| REQUIREMENT |
I'd like the entries repeated exactly, without their pictures.

═══ DATA FOR THIS TASK

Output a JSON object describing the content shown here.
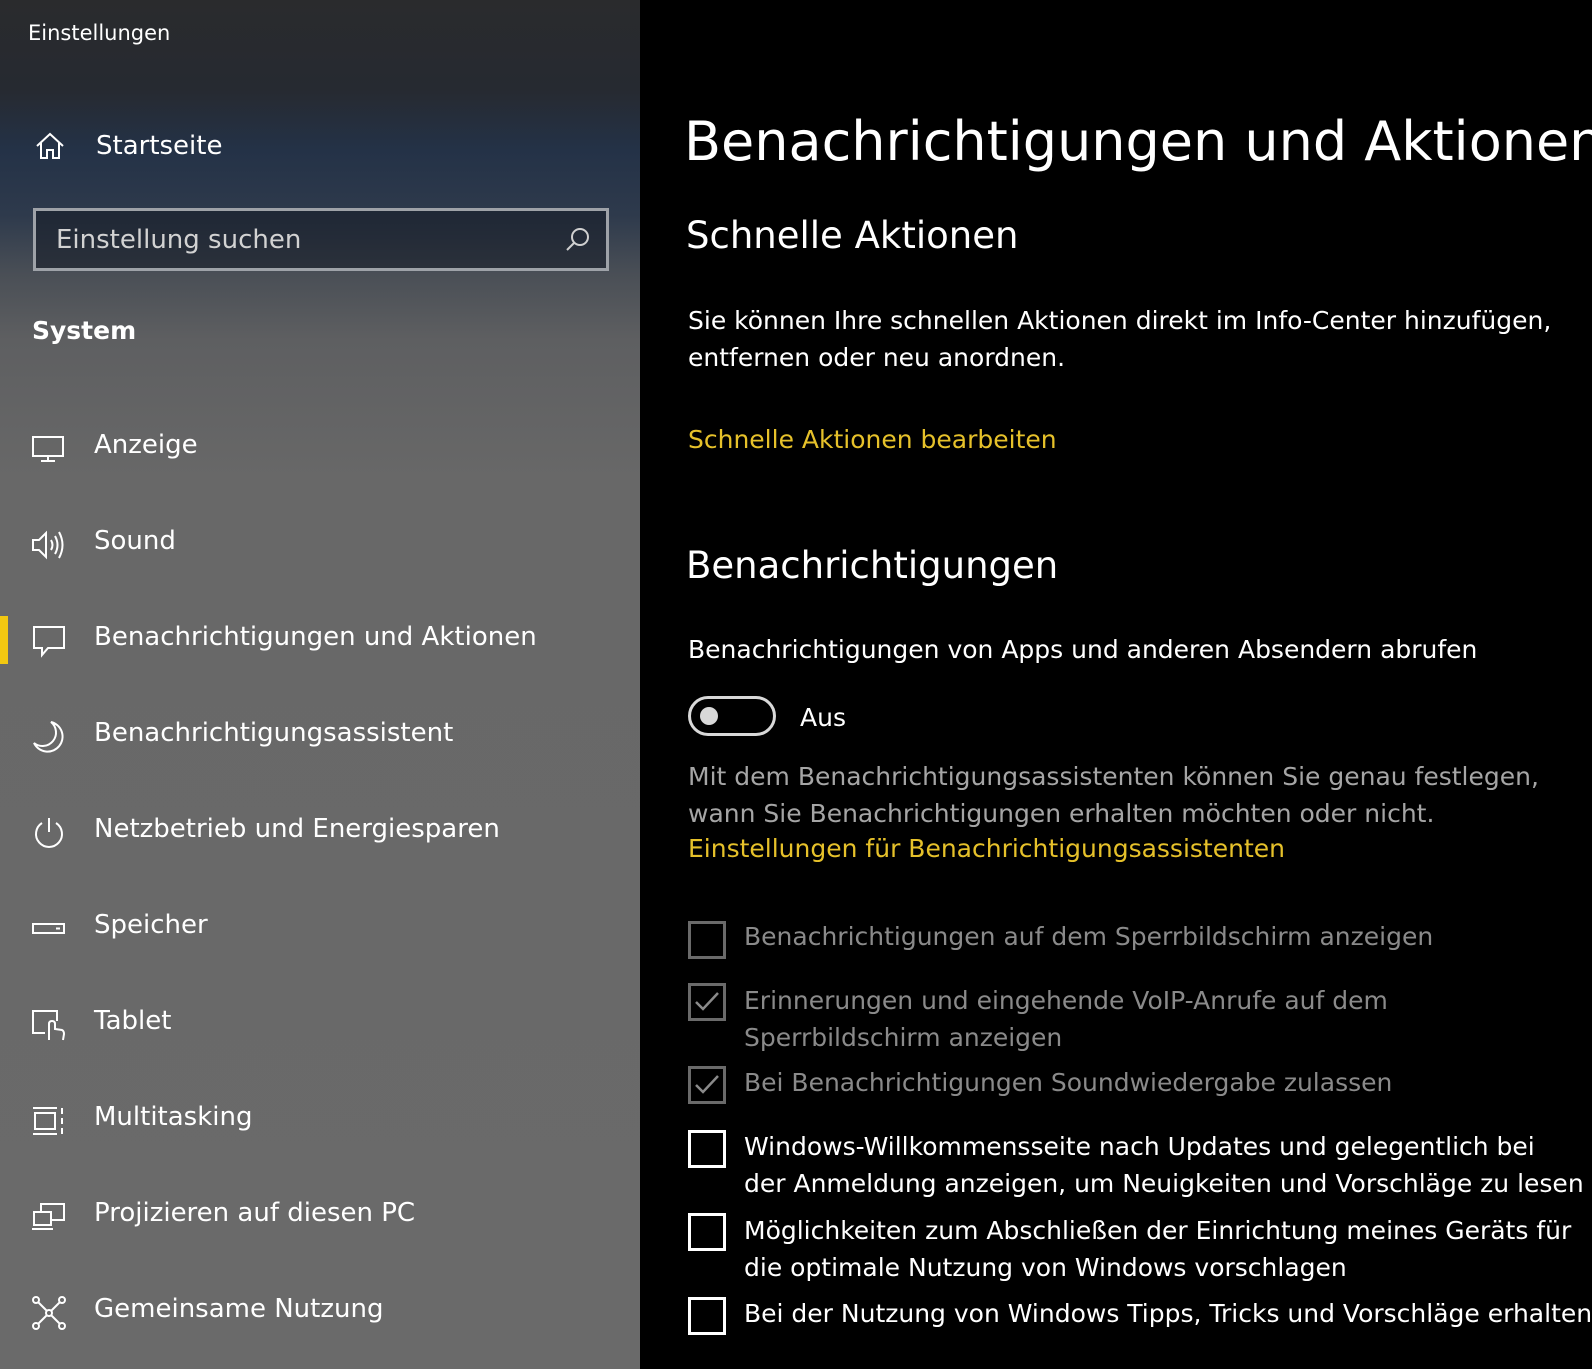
{
  "window": {
    "title": "Einstellungen"
  },
  "sidebar": {
    "home_label": "Startseite",
    "search": {
      "placeholder": "Einstellung suchen",
      "value": ""
    },
    "section": "System",
    "items": [
      {
        "label": "Anzeige",
        "icon": "monitor-icon",
        "active": false
      },
      {
        "label": "Sound",
        "icon": "speaker-icon",
        "active": false
      },
      {
        "label": "Benachrichtigungen und Aktionen",
        "icon": "notification-icon",
        "active": true
      },
      {
        "label": "Benachrichtigungsassistent",
        "icon": "moon-icon",
        "active": false
      },
      {
        "label": "Netzbetrieb und Energiesparen",
        "icon": "power-icon",
        "active": false
      },
      {
        "label": "Speicher",
        "icon": "storage-icon",
        "active": false
      },
      {
        "label": "Tablet",
        "icon": "tablet-icon",
        "active": false
      },
      {
        "label": "Multitasking",
        "icon": "multitasking-icon",
        "active": false
      },
      {
        "label": "Projizieren auf diesen PC",
        "icon": "project-icon",
        "active": false
      },
      {
        "label": "Gemeinsame Nutzung",
        "icon": "share-icon",
        "active": false
      }
    ]
  },
  "main": {
    "title": "Benachrichtigungen und Aktionen",
    "quick_actions": {
      "heading": "Schnelle Aktionen",
      "description": "Sie können Ihre schnellen Aktionen direkt im Info-Center hinzufügen, entfernen oder neu anordnen.",
      "link": "Schnelle Aktionen bearbeiten"
    },
    "notifications": {
      "heading": "Benachrichtigungen",
      "toggle_label": "Benachrichtigungen von Apps und anderen Absendern abrufen",
      "toggle_state": "Aus",
      "toggle_on": false,
      "assistant_text": "Mit dem Benachrichtigungsassistenten können Sie genau festlegen, wann Sie Benachrichtigungen erhalten möchten oder nicht.",
      "assistant_link": "Einstellungen für Benachrichtigungsassistenten",
      "checkboxes": [
        {
          "label": "Benachrichtigungen auf dem Sperrbildschirm anzeigen",
          "checked": false,
          "disabled": true
        },
        {
          "label": "Erinnerungen und eingehende VoIP-Anrufe auf dem Sperrbildschirm anzeigen",
          "checked": true,
          "disabled": true
        },
        {
          "label": "Bei Benachrichtigungen Soundwiedergabe zulassen",
          "checked": true,
          "disabled": true
        },
        {
          "label": "Windows-Willkommensseite nach Updates und gelegentlich bei der Anmeldung anzeigen, um Neuigkeiten und Vorschläge zu lesen",
          "checked": false,
          "disabled": false
        },
        {
          "label": "Möglichkeiten zum Abschließen der Einrichtung meines Geräts für die optimale Nutzung von Windows vorschlagen",
          "checked": false,
          "disabled": false
        },
        {
          "label": "Bei der Nutzung von Windows Tipps, Tricks und Vorschläge erhalten",
          "checked": false,
          "disabled": false
        }
      ]
    }
  },
  "colors": {
    "accent": "#f2c811",
    "link": "#e6c12a",
    "background": "#000000"
  }
}
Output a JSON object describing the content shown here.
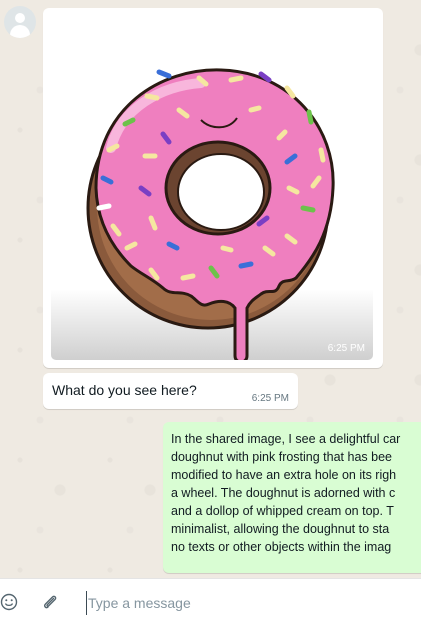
{
  "conversation": {
    "image_message": {
      "time": "6:25 PM"
    },
    "incoming_text": {
      "text": "What do you see here?",
      "time": "6:25 PM"
    },
    "outgoing_text": {
      "lines": [
        "In the shared image, I see a delightful car",
        "doughnut with pink frosting that has bee",
        "modified to have an extra hole on its righ",
        "a wheel. The doughnut is adorned with c",
        "and a dollop of whipped cream on top. T",
        "minimalist, allowing the doughnut to sta",
        "no texts or other objects within the imag"
      ]
    }
  },
  "composer": {
    "placeholder": "Type a message",
    "emoji_icon": "smiley-icon",
    "attach_icon": "paperclip-icon"
  },
  "colors": {
    "chat_background": "#efeae2",
    "incoming_bubble": "#ffffff",
    "outgoing_bubble": "#d9fdd3",
    "frosting": "#ef7fbf",
    "dough": "#8a5a3c"
  }
}
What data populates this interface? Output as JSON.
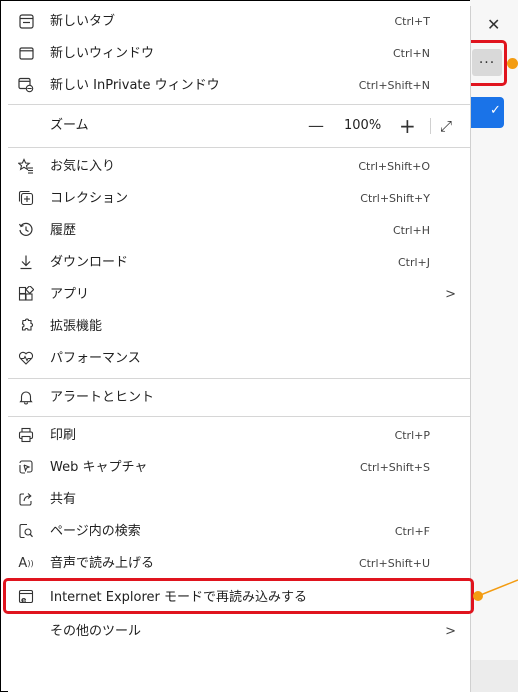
{
  "window": {
    "close_glyph": "✕",
    "more_glyph": "···"
  },
  "colors": {
    "highlight_red": "#e0141e",
    "callout_orange": "#f39c12",
    "accent_blue": "#1a73e8"
  },
  "menu": {
    "new_tab": {
      "label": "新しいタブ",
      "shortcut": "Ctrl+T",
      "icon": "new-tab-icon"
    },
    "new_window": {
      "label": "新しいウィンドウ",
      "shortcut": "Ctrl+N",
      "icon": "new-window-icon"
    },
    "new_inprivate": {
      "label": "新しい InPrivate ウィンドウ",
      "shortcut": "Ctrl+Shift+N",
      "icon": "inprivate-icon"
    },
    "zoom": {
      "label": "ズーム",
      "minus": "—",
      "value": "100%",
      "plus": "+",
      "fullscreen": "⤢"
    },
    "favorites": {
      "label": "お気に入り",
      "shortcut": "Ctrl+Shift+O",
      "icon": "favorites-icon"
    },
    "collections": {
      "label": "コレクション",
      "shortcut": "Ctrl+Shift+Y",
      "icon": "collections-icon"
    },
    "history": {
      "label": "履歴",
      "shortcut": "Ctrl+H",
      "icon": "history-icon"
    },
    "downloads": {
      "label": "ダウンロード",
      "shortcut": "Ctrl+J",
      "icon": "download-icon"
    },
    "apps": {
      "label": "アプリ",
      "chevron": ">",
      "icon": "apps-icon"
    },
    "extensions": {
      "label": "拡張機能",
      "icon": "extensions-icon"
    },
    "performance": {
      "label": "パフォーマンス",
      "icon": "performance-icon"
    },
    "alerts": {
      "label": "アラートとヒント",
      "icon": "bell-icon"
    },
    "print": {
      "label": "印刷",
      "shortcut": "Ctrl+P",
      "icon": "print-icon"
    },
    "web_capture": {
      "label": "Web キャプチャ",
      "shortcut": "Ctrl+Shift+S",
      "icon": "web-capture-icon"
    },
    "share": {
      "label": "共有",
      "icon": "share-icon"
    },
    "find": {
      "label": "ページ内の検索",
      "shortcut": "Ctrl+F",
      "icon": "find-icon"
    },
    "read_aloud": {
      "label": "音声で読み上げる",
      "shortcut": "Ctrl+Shift+U",
      "icon": "read-aloud-icon"
    },
    "ie_mode": {
      "label": "Internet Explorer モードで再読み込みする",
      "icon": "ie-mode-icon"
    },
    "more_tools": {
      "label": "その他のツール",
      "chevron": ">"
    }
  }
}
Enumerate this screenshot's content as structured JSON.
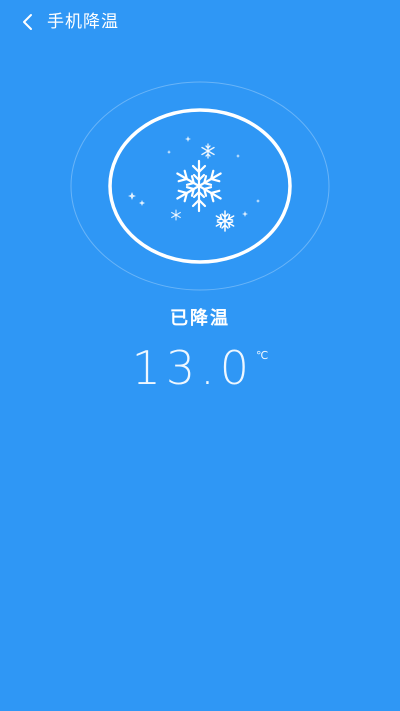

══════

| WRITTEN RESPONSE |
Output a JSON object describing the content shown here.
{
  "window": {
    "title": "Einstellungen"
  },
  "sidebar": {
    "home_label": "Startseite",
    "search": {
      "placeholder": "Einstellung suchen",
      "value": ""
    },
    "section": "System",
    "items": [
      {
        "label": "Anzeige",
        "icon": "monitor-icon",
        "active": false
      },
      {
        "label": "Sound",
        "icon": "speaker-icon",
        "active": false
      },
      {
        "label": "Benachrichtigungen und Aktionen",
        "icon": "notification-icon",
        "active": true
      },
      {
        "label": "Benachrichtigungsassistent",
        "icon": "moon-icon",
        "active": false
      },
      {
        "label": "Netzbetrieb und Energiesparen",
        "icon": "power-icon",
        "active": false
      },
      {
        "label": "Speicher",
        "icon": "storage-icon",
        "active": false
      },
      {
        "label": "Tablet",
        "icon": "tablet-icon",
        "active": false
      },
      {
        "label": "Multitasking",
        "icon": "multitasking-icon",
        "active": false
      },
      {
        "label": "Projizieren auf diesen PC",
        "icon": "project-icon",
        "active": false
      },
      {
        "label": "Gemeinsame Nutzung",
        "icon": "share-icon",
        "active": false
      }
    ]
  },
  "main": {
    "title": "Benachrichtigungen und Aktionen",
    "quick_actions": {
      "heading": "Schnelle Aktionen",
      "description": "Sie können Ihre schnellen Aktionen direkt im Info-Center hinzufügen, entfernen oder neu anordnen.",
      "link": "Schnelle Aktionen bearbeiten"
    },
    "notifications": {
      "heading": "Benachrichtigungen",
      "toggle_label": "Benachrichtigungen von Apps und anderen Absendern abrufen",
      "toggle_state": "Aus",
      "toggle_on": false,
      "assistant_text": "Mit dem Benachrichtigungsassistenten können Sie genau festlegen, wann Sie Benachrichtigungen erhalten möchten oder nicht.",
      "assistant_link": "Einstellungen für Benachrichtigungsassistenten",
      "checkboxes": [
        {
          "label": "Benachrichtigungen auf dem Sperrbildschirm anzeigen",
          "checked": false,
          "disabled": true
        },
        {
          "label": "Erinnerungen und eingehende VoIP-Anrufe auf dem Sperrbildschirm anzeigen",
          "checked": true,
          "disabled": true
        },
        {
          "label": "Bei Benachrichtigungen Soundwiedergabe zulassen",
          "checked": true,
          "disabled": true
        },
        {
          "label": "Windows-Willkommensseite nach Updates und gelegentlich bei der Anmeldung anzeigen, um Neuigkeiten und Vorschläge zu lesen",
          "checked": false,
          "disabled": false
        },
        {
          "label": "Möglichkeiten zum Abschließen der Einrichtung meines Geräts für die optimale Nutzung von Windows vorschlagen",
          "checked": false,
          "disabled": false
        },
        {
          "label": "Bei der Nutzung von Windows Tipps, Tricks und Vorschläge erhalten",
          "checked": false,
          "disabled": false
        }
      ]
    }
  },
  "colors": {
    "accent": "#f2c811",
    "link": "#e6c12a",
    "background": "#000000"
  }
}
Output a JSON object describing the content shown here.
{
  "conversation": {
    "image_message": {
      "time": "6:25 PM"
    },
    "incoming_text": {
      "text": "What do you see here?",
      "time": "6:25 PM"
    },
    "outgoing_text": {
      "lines": [
        "In the shared image, I see a delightful car",
        "doughnut with pink frosting that has bee",
        "modified to have an extra hole on its righ",
        "a wheel. The doughnut is adorned with c",
        "and a dollop of whipped cream on top. T",
        "minimalist, allowing the doughnut to sta",
        "no texts or other objects within the imag"
      ]
    }
  },
  "composer": {
    "placeholder": "Type a message",
    "emoji_icon": "smiley-icon",
    "attach_icon": "paperclip-icon"
  },
  "colors": {
    "chat_background": "#efeae2",
    "incoming_bubble": "#ffffff",
    "outgoing_bubble": "#d9fdd3",
    "frosting": "#ef7fbf",
    "dough": "#8a5a3c"
  }
}
What data populates this interface? Output as JSON.
{
  "window": {
    "close_glyph": "✕",
    "more_glyph": "···"
  },
  "colors": {
    "highlight_red": "#e0141e",
    "callout_orange": "#f39c12",
    "accent_blue": "#1a73e8"
  },
  "menu": {
    "new_tab": {
      "label": "新しいタブ",
      "shortcut": "Ctrl+T",
      "icon": "new-tab-icon"
    },
    "new_window": {
      "label": "新しいウィンドウ",
      "shortcut": "Ctrl+N",
      "icon": "new-window-icon"
    },
    "new_inprivate": {
      "label": "新しい InPrivate ウィンドウ",
      "shortcut": "Ctrl+Shift+N",
      "icon": "inprivate-icon"
    },
    "zoom": {
      "label": "ズーム",
      "minus": "—",
      "value": "100%",
      "plus": "+",
      "fullscreen": "⤢"
    },
    "favorites": {
      "label": "お気に入り",
      "shortcut": "Ctrl+Shift+O",
      "icon": "favorites-icon"
    },
    "collections": {
      "label": "コレクション",
      "shortcut": "Ctrl+Shift+Y",
      "icon": "collections-icon"
    },
    "history": {
      "label": "履歴",
      "shortcut": "Ctrl+H",
      "icon": "history-icon"
    },
    "downloads": {
      "label": "ダウンロード",
      "shortcut": "Ctrl+J",
      "icon": "download-icon"
    },
    "apps": {
      "label": "アプリ",
      "chevron": ">",
      "icon": "apps-icon"
    },
    "extensions": {
      "label": "拡張機能",
      "icon": "extensions-icon"
    },
    "performance": {
      "label": "パフォーマンス",
      "icon": "performance-icon"
    },
    "alerts": {
      "label": "アラートとヒント",
      "icon": "bell-icon"
    },
    "print": {
      "label": "印刷",
      "shortcut": "Ctrl+P",
      "icon": "print-icon"
    },
    "web_capture": {
      "label": "Web キャプチャ",
      "shortcut": "Ctrl+Shift+S",
      "icon": "web-capture-icon"
    },
    "share": {
      "label": "共有",
      "icon": "share-icon"
    },
    "find": {
      "label": "ページ内の検索",
      "shortcut": "Ctrl+F",
      "icon": "find-icon"
    },
    "read_aloud": {
      "label": "音声で読み上げる",
      "shortcut": "Ctrl+Shift+U",
      "icon": "read-aloud-icon"
    },
    "ie_mode": {
      "label": "Internet Explorer モードで再読み込みする",
      "icon": "ie-mode-icon"
    },
    "more_tools": {
      "label": "その他のツール",
      "chevron": ">"
    }
  }
}
Enumerate this screenshot's content as structured JSON.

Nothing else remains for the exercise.